That the spring production at St. Cecilia’s Boarding School is Shakespeare’s “Romeo and Juliet” is a cruel irony for Peter and Jason. Young, gay and in love, they are star-crossed indeed, with not Montagues and Capulets hovering over them but rather the specters of disappointed or disapproving parents and, harsher still, the intolerance of the Catholic Church. Worse yet for Jason, he has been cast in the role of Romeo, and his Juliet is a schoolgirl who loves him without realizing he can not in his heart love her back.
So the world turns in Jon Hartmere and Damon Intrabartolo’s musical “bare: a pop opera,” making its San Diego premiere at Diversionary Theatre under the direction of Noah Longton. With a cast of 15 and four musicians playing from the rafters, “bare” surely ranks as one of the most ambitious productions the University Heights theater, which is currently in search of its new artistic director, has ever staged. Its compact space is variously transformed from a church with pulpit and “stained glass window” to a drab dorm room to the site of a rave complete with frenetic dancers wielding glow sticks. (Credit choreographer Michael Mizerany, who has worked on previous Diversionary projects, for seamlessly moving this large cast around, whether in techno-dance or church-procession mode.)
Though all the familiar Catholic school types are here – the staunch, dogmatic priest; the spunky nun who cracks wise; the nerd-boy in thick glasses; the overweight girl in thicker glasses who never gets a prime part in the play; the tormented girl of easy virtue – “bare” is Peter and Jason’s story. Peter (simultaneously brave and vulnerable) and Jason (macho but afraid in a little boy way, and bitterly conflicted) yearn for each other, but as with Romeo and Juliet, the fates seem to conspire against them. Jason (Charlie Gange) does not possess Peter’s (Dylan Mulvaney) courage about being “out,” and, waging a tug-o-war in his own soul, he succumbs to the seductions of the aforementioned girl of easy virtue, Ivy (Katie Sapper), with dramatic consequences for all in the triangle.

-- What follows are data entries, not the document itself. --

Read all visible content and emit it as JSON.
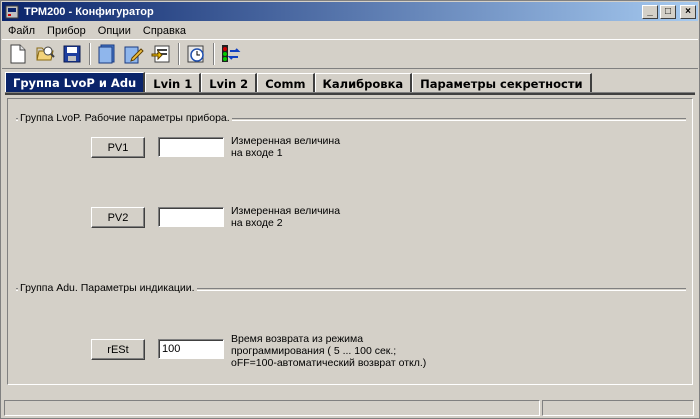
{
  "window": {
    "title": "ТРМ200 - Конфигуратор",
    "controls": {
      "minimize": "_",
      "maximize": "□",
      "close": "×"
    }
  },
  "menu": {
    "items": [
      {
        "label": "Файл"
      },
      {
        "label": "Прибор"
      },
      {
        "label": "Опции"
      },
      {
        "label": "Справка"
      }
    ]
  },
  "toolbar": {
    "icons": [
      "new-file-icon",
      "open-folder-icon",
      "save-icon",
      "read-device-icon",
      "write-device-icon",
      "export-icon",
      "clock-icon",
      "traffic-light-icon"
    ]
  },
  "tabs": [
    {
      "label": "Группа LvoP и Adu",
      "active": true
    },
    {
      "label": "Lvin 1",
      "active": false
    },
    {
      "label": "Lvin 2",
      "active": false
    },
    {
      "label": "Comm",
      "active": false
    },
    {
      "label": "Калибровка",
      "active": false
    },
    {
      "label": "Параметры секретности",
      "active": false
    }
  ],
  "groups": {
    "lvop": {
      "title": "Группа LvoP. Рабочие параметры прибора.",
      "pv1": {
        "button": "PV1",
        "value": "",
        "description": "Измеренная величина\nна входе 1"
      },
      "pv2": {
        "button": "PV2",
        "value": "",
        "description": "Измеренная величина\nна входе 2"
      }
    },
    "adu": {
      "title": "Группа Adu. Параметры индикации.",
      "rest": {
        "button": "rESt",
        "value": "100",
        "description": "Время возврата из режима\nпрограммирования ( 5 ... 100 сек.;\noFF=100-автоматический возврат откл.)"
      }
    }
  },
  "colors": {
    "face": "#d4d0c8",
    "title_start": "#0a246a",
    "title_end": "#a6caf0",
    "active_tab": "#0a246a"
  }
}
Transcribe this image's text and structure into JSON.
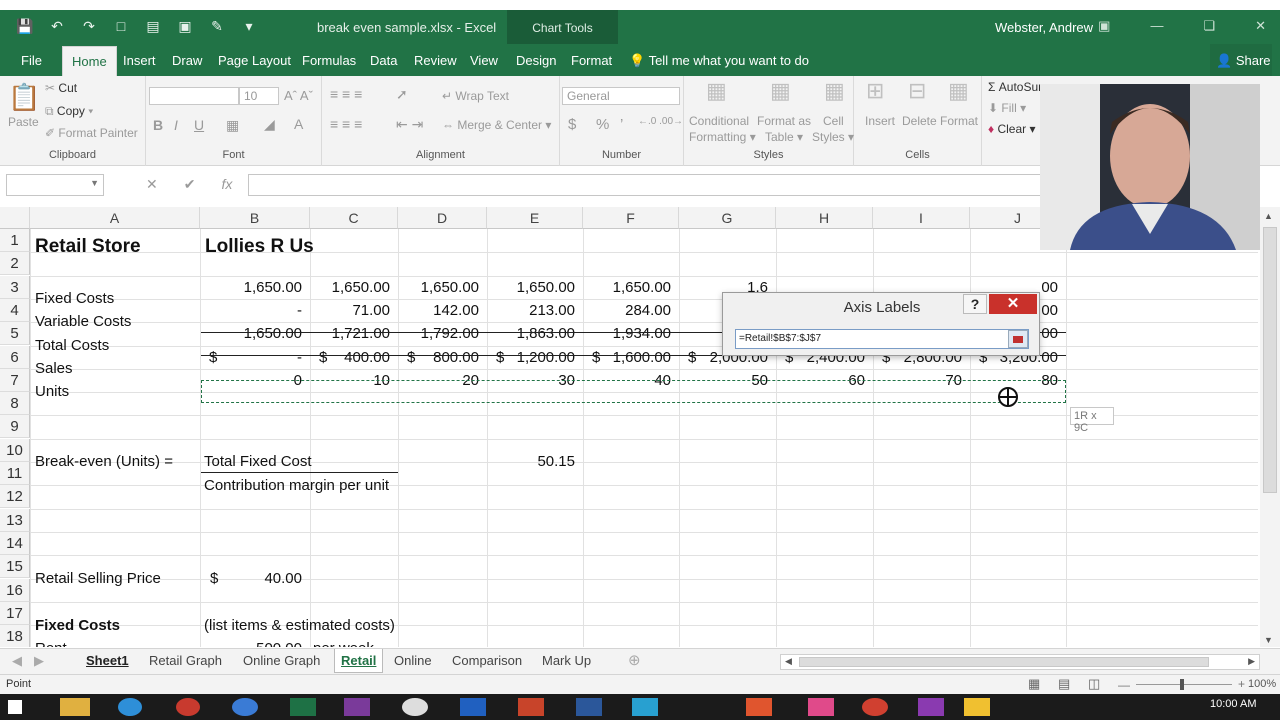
{
  "window": {
    "title": "break even sample.xlsx - Excel",
    "chart_tools": "Chart Tools",
    "user": "Webster, Andrew"
  },
  "tabs": [
    {
      "label": "File"
    },
    {
      "label": "Home"
    },
    {
      "label": "Insert"
    },
    {
      "label": "Draw"
    },
    {
      "label": "Page Layout"
    },
    {
      "label": "Formulas"
    },
    {
      "label": "Data"
    },
    {
      "label": "Review"
    },
    {
      "label": "View"
    },
    {
      "label": "Design"
    },
    {
      "label": "Format"
    }
  ],
  "tellme": "Tell me what you want to do",
  "share": "Share",
  "ribbon": {
    "clipboard": {
      "label": "Clipboard",
      "paste": "Paste",
      "cut": "Cut",
      "copy": "Copy",
      "format_painter": "Format Painter"
    },
    "font": {
      "label": "Font",
      "size": "10"
    },
    "alignment": {
      "label": "Alignment",
      "wrap_text": "Wrap Text",
      "merge_center": "Merge & Center"
    },
    "number": {
      "label": "Number",
      "format": "General",
      "dollar": "$",
      "percent": "%",
      "comma": "’"
    },
    "styles": {
      "label": "Styles",
      "conditional": "Conditional",
      "formatting": "Formatting",
      "format_as": "Format as",
      "table": "Table",
      "cell": "Cell",
      "styles": "Styles"
    },
    "cells": {
      "label": "Cells",
      "insert": "Insert",
      "delete": "Delete",
      "format": "Format"
    },
    "editing": {
      "autosum": "AutoSum",
      "fill": "Fill",
      "clear": "Clear"
    }
  },
  "formula_bar": {
    "fx": "fx",
    "cancel": "✕",
    "enter": "✔"
  },
  "columns": [
    "A",
    "B",
    "C",
    "D",
    "E",
    "F",
    "G",
    "H",
    "I",
    "J"
  ],
  "rows": [
    "1",
    "2",
    "3",
    "4",
    "5",
    "6",
    "7",
    "8",
    "9",
    "10",
    "11",
    "12",
    "13",
    "14",
    "15",
    "16",
    "17",
    "18"
  ],
  "cells": {
    "A1": "Retail Store",
    "B1": "Lollies R Us",
    "A3": "Fixed Costs",
    "A4": "Variable Costs",
    "A5": "Total Costs",
    "A6": "Sales",
    "A7": "Units",
    "A10": "Break-even (Units) =",
    "B10": "Total Fixed Cost",
    "E10": "50.15",
    "B11": "Contribution margin per unit",
    "A15": "Retail Selling Price",
    "B15_sym": "$",
    "B15": "40.00",
    "A17": "Fixed Costs",
    "B17": "(list items & estimated costs)",
    "A18": "Rent",
    "B18": "500.00",
    "C18": "per week"
  },
  "row_fixed": [
    "1,650.00",
    "1,650.00",
    "1,650.00",
    "1,650.00",
    "1,650.00",
    "1,6",
    "",
    "",
    "00"
  ],
  "row_variable": [
    "-",
    "71.00",
    "142.00",
    "213.00",
    "284.00",
    "",
    "",
    "",
    "00"
  ],
  "row_total": [
    "1,650.00",
    "1,721.00",
    "1,792.00",
    "1,863.00",
    "1,934.00",
    "2,0",
    "",
    "",
    "00"
  ],
  "row_sales": [
    "-",
    "400.00",
    "800.00",
    "1,200.00",
    "1,600.00",
    "2,000.00",
    "2,400.00",
    "2,800.00",
    "3,200.00"
  ],
  "row_units": [
    "0",
    "10",
    "20",
    "30",
    "40",
    "50",
    "60",
    "70",
    "80"
  ],
  "currency": "$",
  "size_hint": "1R x 9C",
  "dialog": {
    "title": "Axis Labels",
    "help": "?",
    "close": "✕",
    "range_value": "=Retail!$B$7:$J$7"
  },
  "sheet_tabs": [
    {
      "label": "Sheet1"
    },
    {
      "label": "Retail Graph"
    },
    {
      "label": "Online Graph"
    },
    {
      "label": "Retail"
    },
    {
      "label": "Online"
    },
    {
      "label": "Comparison"
    },
    {
      "label": "Mark Up"
    }
  ],
  "status": {
    "mode": "Point",
    "zoom": "100%",
    "clock": "10:00 AM"
  }
}
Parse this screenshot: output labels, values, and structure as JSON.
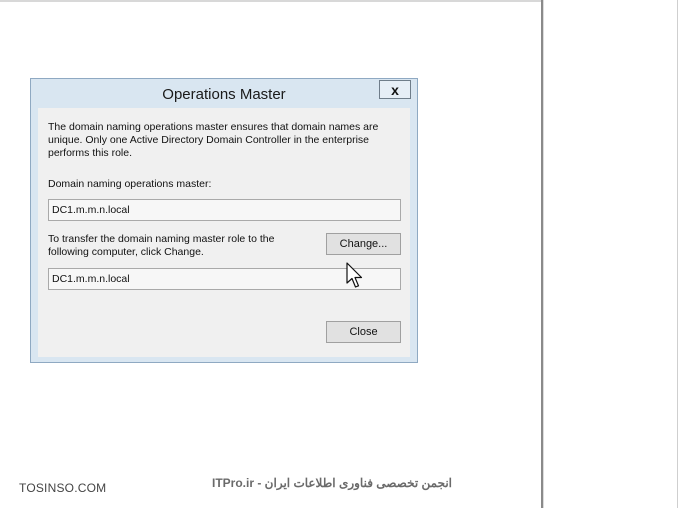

This show is not an opera in the purest sense, but most of the narrative is sung, with dialogue reserved for a few select confrontations between Peter and Jason as they try to sort out their future. Intrabartolo wrote the music and Hartmere the lyrics to well over 30 songs, most of them just a couple of minutes long and a handful disposable. But there are clear highlights: Peter’s sensitivity shines through on the Act 1 “You & I,” with Jason reciprocating, in a more tortured fashion, in the second act’s “Once Upon A Time.” It is Samantha Vesco, as Jason’s wallflower sister Nadia, who strikes the most painful emotional chord, on the forlorn “A Quiet Night at Home,” while also able to sardonically denounce that idealized season for young love, on “Spring.” Memorable too is Sister Chantelle (Kiani Nelson) fronting a Supremes-like crowd-pleaser, “911/Emergency.”
Whoever Diversionary ultimately selects as its new artistic director (Todd Nelms is serving in the interim) would be wise to dare, as with “bare,” on the side of enterprising.
David L. Coddon is a Southern California theater critic.